Exercise aim
Write every line below out again exactly, images omitted.

========

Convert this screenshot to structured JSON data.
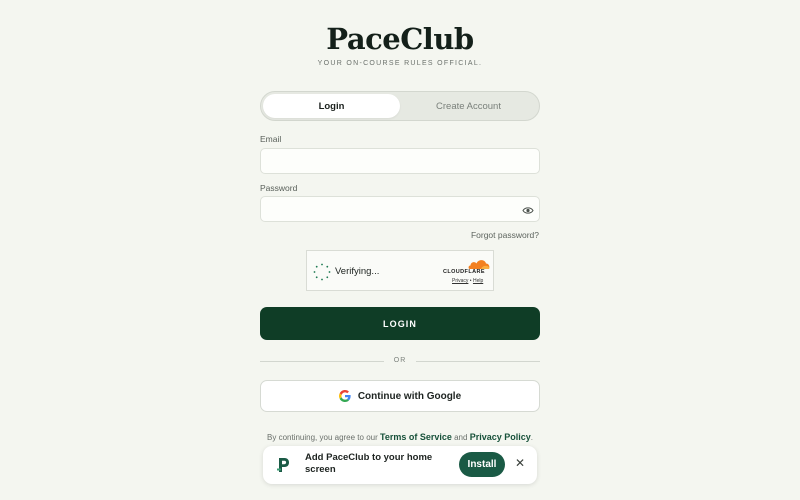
{
  "brand": {
    "name": "PaceClub",
    "tagline": "YOUR ON-COURSE RULES OFFICIAL."
  },
  "tabs": [
    {
      "label": "Login",
      "active": true
    },
    {
      "label": "Create Account",
      "active": false
    }
  ],
  "form": {
    "email_label": "Email",
    "email_value": "",
    "password_label": "Password",
    "password_value": "",
    "password_toggle_icon": "eye-icon",
    "forgot_password": "Forgot password?"
  },
  "captcha": {
    "status": "Verifying...",
    "provider": "CLOUDFLARE",
    "privacy": "Privacy",
    "separator": "•",
    "help": "Help"
  },
  "login_button": "LOGIN",
  "divider_text": "OR",
  "google_button": {
    "label": "Continue with Google",
    "icon": "google-icon"
  },
  "terms": {
    "prefix": "By continuing, you agree to our",
    "tos": "Terms of Service",
    "and": "and",
    "privacy": "Privacy Policy",
    "suffix": "."
  },
  "install_banner": {
    "text": "Add PaceClub to your home screen",
    "install": "Install",
    "close": "✕"
  },
  "colors": {
    "background": "#f4f6f0",
    "primary": "#0f3d26",
    "accent": "#1a5a45",
    "link": "#17513a",
    "cloudflare": "#f38020"
  }
}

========

Answer box
Convert this screenshot to structured JSON data.
{
  "brand": {
    "name": "PaceClub",
    "tagline": "YOUR ON-COURSE RULES OFFICIAL."
  },
  "tabs": [
    {
      "label": "Login",
      "active": true
    },
    {
      "label": "Create Account",
      "active": false
    }
  ],
  "form": {
    "email_label": "Email",
    "email_value": "",
    "password_label": "Password",
    "password_value": "",
    "password_toggle_icon": "eye-icon",
    "forgot_password": "Forgot password?"
  },
  "captcha": {
    "status": "Verifying...",
    "provider": "CLOUDFLARE",
    "privacy": "Privacy",
    "separator": "•",
    "help": "Help"
  },
  "login_button": "LOGIN",
  "divider_text": "OR",
  "google_button": {
    "label": "Continue with Google",
    "icon": "google-icon"
  },
  "terms": {
    "prefix": "By continuing, you agree to our",
    "tos": "Terms of Service",
    "and": "and",
    "privacy": "Privacy Policy",
    "suffix": "."
  },
  "install_banner": {
    "text": "Add PaceClub to your home screen",
    "install": "Install",
    "close": "✕"
  },
  "colors": {
    "background": "#f4f6f0",
    "primary": "#0f3d26",
    "accent": "#1a5a45",
    "link": "#17513a",
    "cloudflare": "#f38020"
  }
}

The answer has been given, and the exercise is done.